=== Your task ===
The word "JSON" marks the lines to copy; find all of them in the entries below.

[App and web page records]

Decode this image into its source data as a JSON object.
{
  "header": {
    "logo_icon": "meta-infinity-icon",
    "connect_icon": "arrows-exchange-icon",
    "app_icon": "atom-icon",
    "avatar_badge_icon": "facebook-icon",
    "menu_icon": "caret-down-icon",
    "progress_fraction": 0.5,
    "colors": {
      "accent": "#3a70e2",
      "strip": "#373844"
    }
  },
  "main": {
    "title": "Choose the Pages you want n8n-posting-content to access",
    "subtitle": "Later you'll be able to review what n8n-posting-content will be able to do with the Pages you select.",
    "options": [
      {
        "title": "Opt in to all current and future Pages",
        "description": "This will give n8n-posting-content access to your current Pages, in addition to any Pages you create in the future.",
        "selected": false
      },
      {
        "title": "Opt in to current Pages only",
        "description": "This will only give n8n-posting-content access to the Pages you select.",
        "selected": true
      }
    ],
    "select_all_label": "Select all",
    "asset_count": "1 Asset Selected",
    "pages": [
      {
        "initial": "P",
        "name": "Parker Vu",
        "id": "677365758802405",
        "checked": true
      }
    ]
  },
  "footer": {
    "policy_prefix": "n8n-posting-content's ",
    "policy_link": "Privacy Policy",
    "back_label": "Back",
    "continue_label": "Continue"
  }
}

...

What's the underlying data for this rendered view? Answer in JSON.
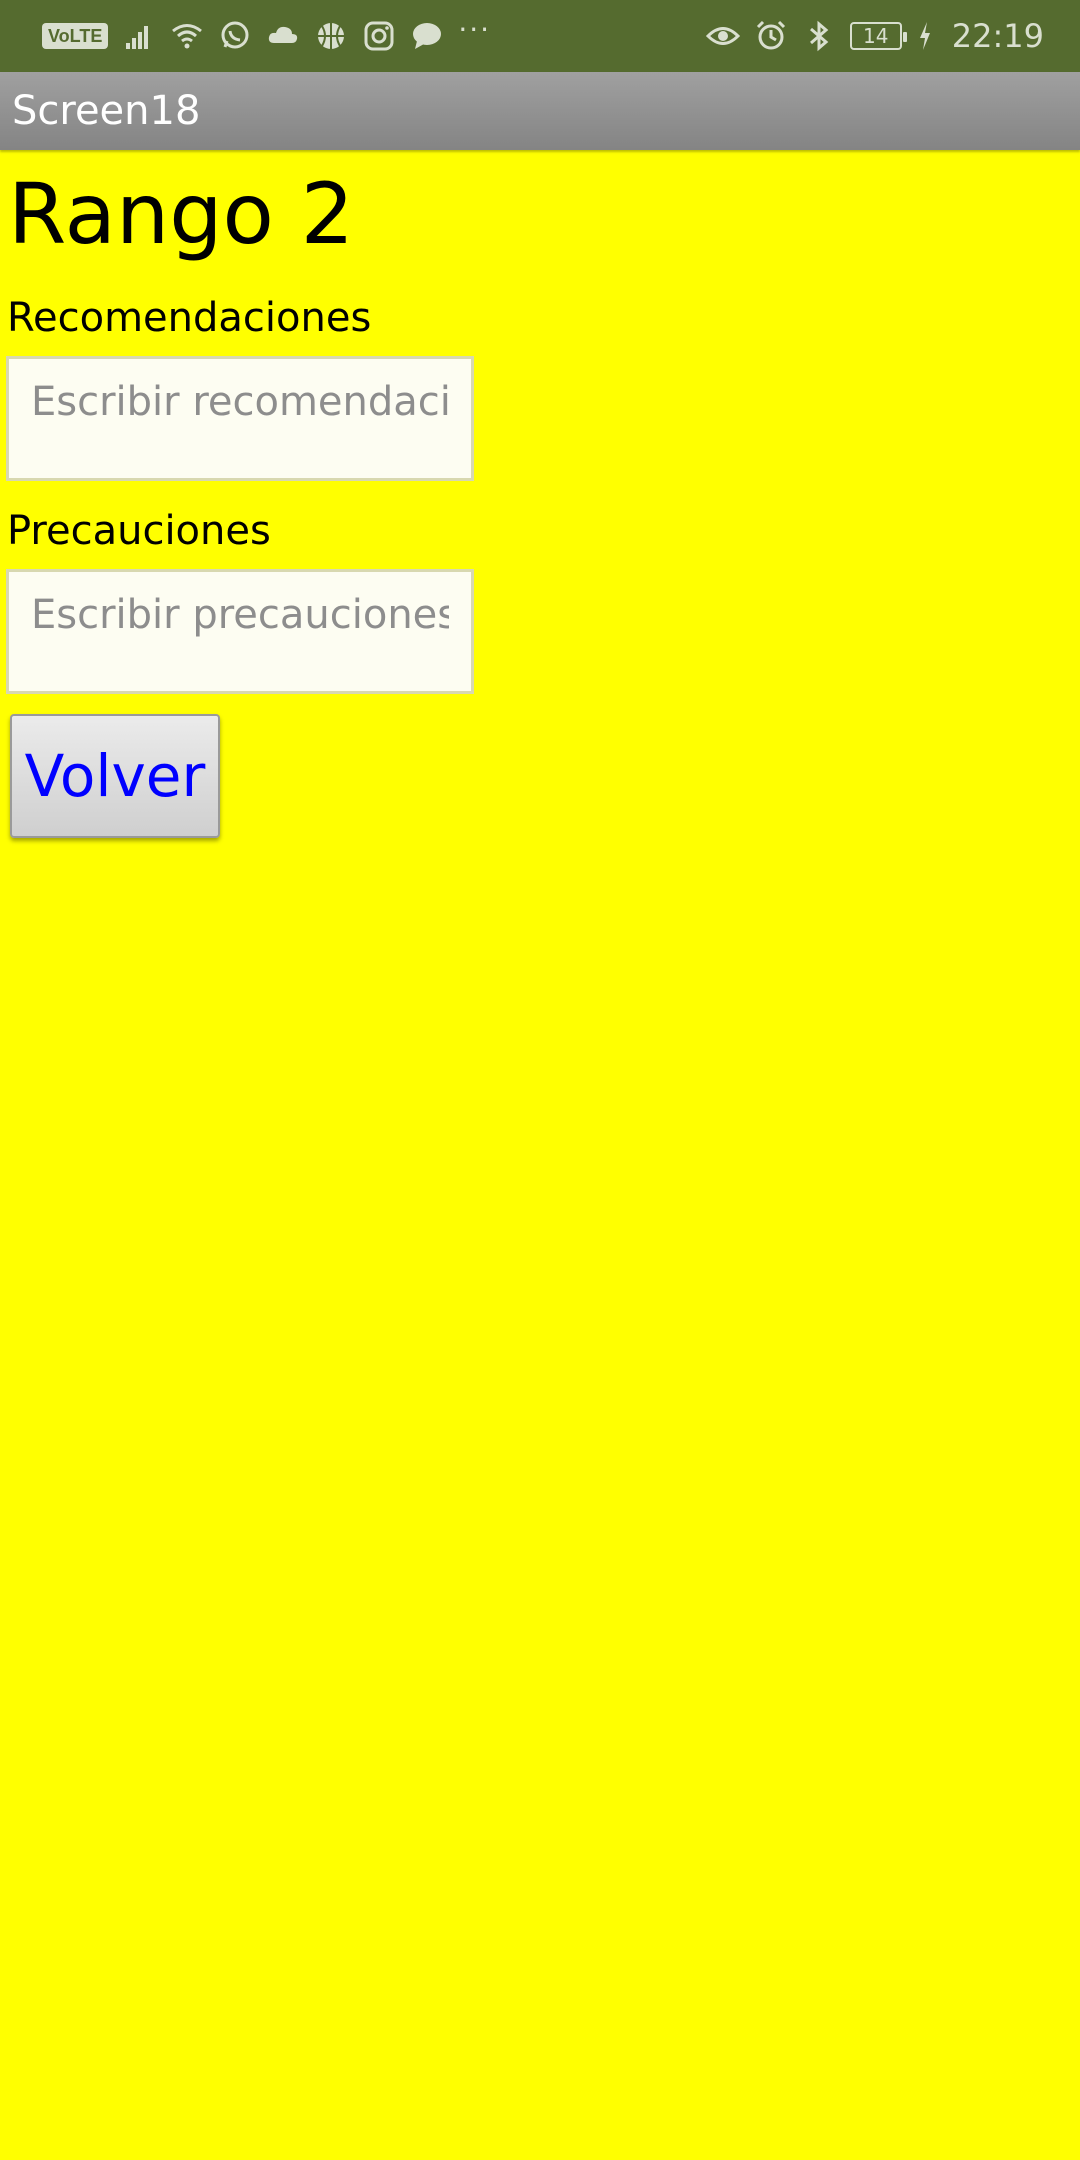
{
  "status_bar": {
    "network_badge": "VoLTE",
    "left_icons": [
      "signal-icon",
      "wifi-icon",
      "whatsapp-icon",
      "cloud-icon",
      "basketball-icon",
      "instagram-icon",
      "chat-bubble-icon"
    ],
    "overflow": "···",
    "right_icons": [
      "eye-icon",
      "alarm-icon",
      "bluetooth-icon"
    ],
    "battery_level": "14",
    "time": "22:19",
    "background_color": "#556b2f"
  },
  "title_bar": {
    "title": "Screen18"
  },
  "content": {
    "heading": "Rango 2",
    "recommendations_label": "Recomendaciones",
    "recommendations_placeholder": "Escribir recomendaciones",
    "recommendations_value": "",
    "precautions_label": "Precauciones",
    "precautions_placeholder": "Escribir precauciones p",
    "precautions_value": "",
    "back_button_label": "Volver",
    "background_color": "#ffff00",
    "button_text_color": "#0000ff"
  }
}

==

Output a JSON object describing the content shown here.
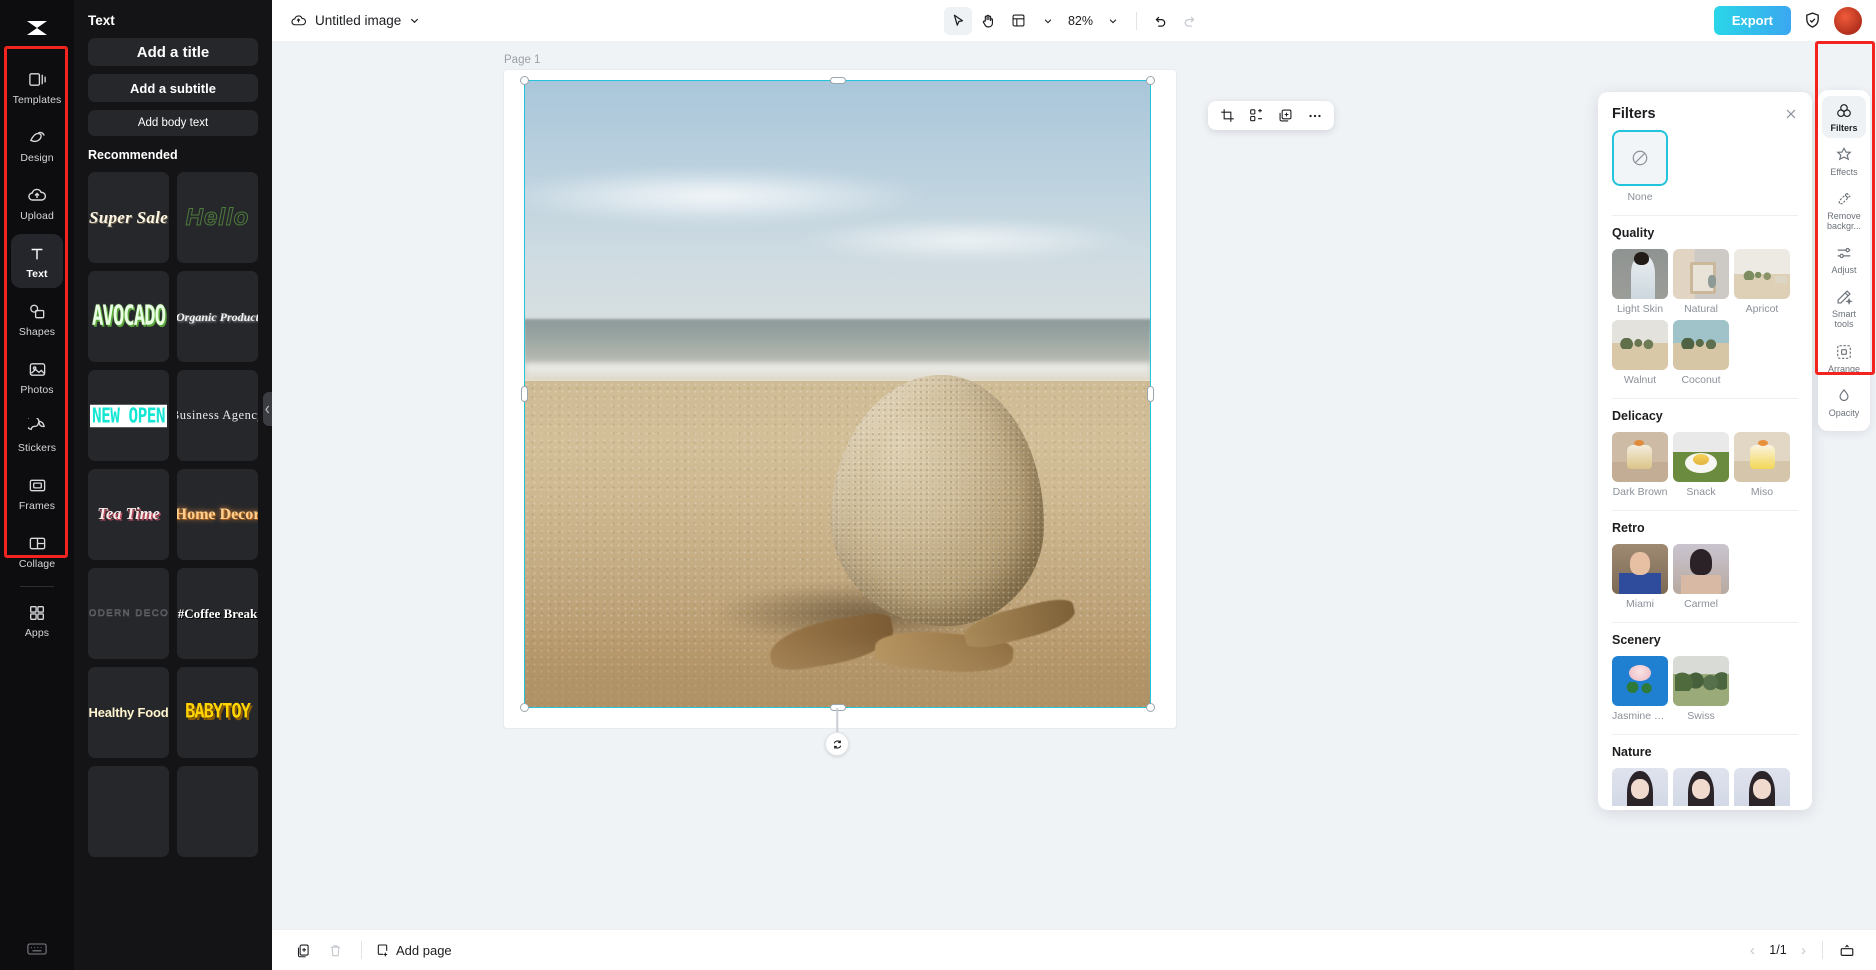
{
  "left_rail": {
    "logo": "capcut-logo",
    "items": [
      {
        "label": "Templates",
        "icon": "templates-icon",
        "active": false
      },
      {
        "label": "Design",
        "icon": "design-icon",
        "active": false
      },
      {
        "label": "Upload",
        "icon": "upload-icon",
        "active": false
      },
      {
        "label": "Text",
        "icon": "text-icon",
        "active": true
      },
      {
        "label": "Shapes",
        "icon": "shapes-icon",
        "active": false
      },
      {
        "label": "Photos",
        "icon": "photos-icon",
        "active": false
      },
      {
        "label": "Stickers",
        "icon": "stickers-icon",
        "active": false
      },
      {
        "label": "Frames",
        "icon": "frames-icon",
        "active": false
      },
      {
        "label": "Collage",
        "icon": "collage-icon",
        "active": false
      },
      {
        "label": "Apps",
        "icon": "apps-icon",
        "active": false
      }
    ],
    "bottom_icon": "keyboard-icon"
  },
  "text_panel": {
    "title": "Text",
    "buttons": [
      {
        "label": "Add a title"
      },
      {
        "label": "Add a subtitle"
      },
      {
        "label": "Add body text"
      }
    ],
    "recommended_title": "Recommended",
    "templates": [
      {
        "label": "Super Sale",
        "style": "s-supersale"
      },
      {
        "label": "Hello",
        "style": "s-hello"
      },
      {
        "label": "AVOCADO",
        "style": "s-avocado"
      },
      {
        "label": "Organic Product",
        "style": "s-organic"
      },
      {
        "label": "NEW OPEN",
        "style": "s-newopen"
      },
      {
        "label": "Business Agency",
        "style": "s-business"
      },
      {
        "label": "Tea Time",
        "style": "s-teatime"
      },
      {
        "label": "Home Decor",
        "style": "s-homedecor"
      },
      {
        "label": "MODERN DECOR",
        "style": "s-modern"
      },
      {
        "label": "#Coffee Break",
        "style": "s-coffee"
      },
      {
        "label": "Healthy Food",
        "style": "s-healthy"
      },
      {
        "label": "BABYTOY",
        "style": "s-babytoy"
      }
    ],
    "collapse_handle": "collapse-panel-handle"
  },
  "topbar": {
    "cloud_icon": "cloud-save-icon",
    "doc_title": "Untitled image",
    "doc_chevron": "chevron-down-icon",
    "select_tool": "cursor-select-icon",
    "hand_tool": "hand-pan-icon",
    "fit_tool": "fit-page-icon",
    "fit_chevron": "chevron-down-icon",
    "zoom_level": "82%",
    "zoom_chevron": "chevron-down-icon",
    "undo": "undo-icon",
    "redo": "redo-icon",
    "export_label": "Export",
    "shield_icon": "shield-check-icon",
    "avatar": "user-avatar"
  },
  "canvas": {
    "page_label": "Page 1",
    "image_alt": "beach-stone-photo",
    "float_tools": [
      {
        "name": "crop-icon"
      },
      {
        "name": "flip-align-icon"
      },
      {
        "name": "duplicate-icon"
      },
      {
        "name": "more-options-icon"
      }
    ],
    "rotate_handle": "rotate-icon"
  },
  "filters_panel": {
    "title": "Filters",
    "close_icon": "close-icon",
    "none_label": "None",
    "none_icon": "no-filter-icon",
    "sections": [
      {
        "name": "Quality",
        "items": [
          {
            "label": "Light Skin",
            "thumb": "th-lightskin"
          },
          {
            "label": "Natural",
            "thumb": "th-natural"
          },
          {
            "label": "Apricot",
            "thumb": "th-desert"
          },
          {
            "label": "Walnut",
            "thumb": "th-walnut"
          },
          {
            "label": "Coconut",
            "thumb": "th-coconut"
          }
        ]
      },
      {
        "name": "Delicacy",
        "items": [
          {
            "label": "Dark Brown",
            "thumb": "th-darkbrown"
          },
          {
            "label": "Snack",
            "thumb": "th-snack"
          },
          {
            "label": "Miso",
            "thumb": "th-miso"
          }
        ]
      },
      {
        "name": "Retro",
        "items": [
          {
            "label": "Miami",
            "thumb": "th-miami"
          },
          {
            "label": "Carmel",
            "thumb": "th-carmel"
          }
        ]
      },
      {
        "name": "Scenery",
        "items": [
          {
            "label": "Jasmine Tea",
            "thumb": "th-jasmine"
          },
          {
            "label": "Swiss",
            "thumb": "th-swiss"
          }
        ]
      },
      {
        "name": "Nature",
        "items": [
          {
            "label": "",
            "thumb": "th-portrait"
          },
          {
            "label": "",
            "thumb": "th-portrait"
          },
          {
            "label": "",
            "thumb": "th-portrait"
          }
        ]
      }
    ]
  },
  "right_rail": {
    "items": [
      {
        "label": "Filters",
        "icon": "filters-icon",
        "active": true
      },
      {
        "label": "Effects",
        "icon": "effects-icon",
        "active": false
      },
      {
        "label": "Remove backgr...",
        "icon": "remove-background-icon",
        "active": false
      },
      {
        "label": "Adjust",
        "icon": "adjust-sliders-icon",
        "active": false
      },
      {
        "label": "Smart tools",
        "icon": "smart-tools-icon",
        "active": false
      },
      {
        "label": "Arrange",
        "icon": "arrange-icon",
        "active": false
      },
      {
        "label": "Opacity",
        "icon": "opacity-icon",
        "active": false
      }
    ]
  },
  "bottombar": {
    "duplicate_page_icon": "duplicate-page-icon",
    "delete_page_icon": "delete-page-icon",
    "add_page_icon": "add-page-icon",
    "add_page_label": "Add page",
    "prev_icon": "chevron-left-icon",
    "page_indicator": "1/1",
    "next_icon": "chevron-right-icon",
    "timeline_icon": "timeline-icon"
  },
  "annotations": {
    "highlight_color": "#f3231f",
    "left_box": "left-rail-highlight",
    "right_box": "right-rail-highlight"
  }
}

=== Response to the task ===
Decode this image into its source data as a JSON object.
What's the underlying data for this rendered view? Answer in JSON.
Output a JSON object describing the content shown here.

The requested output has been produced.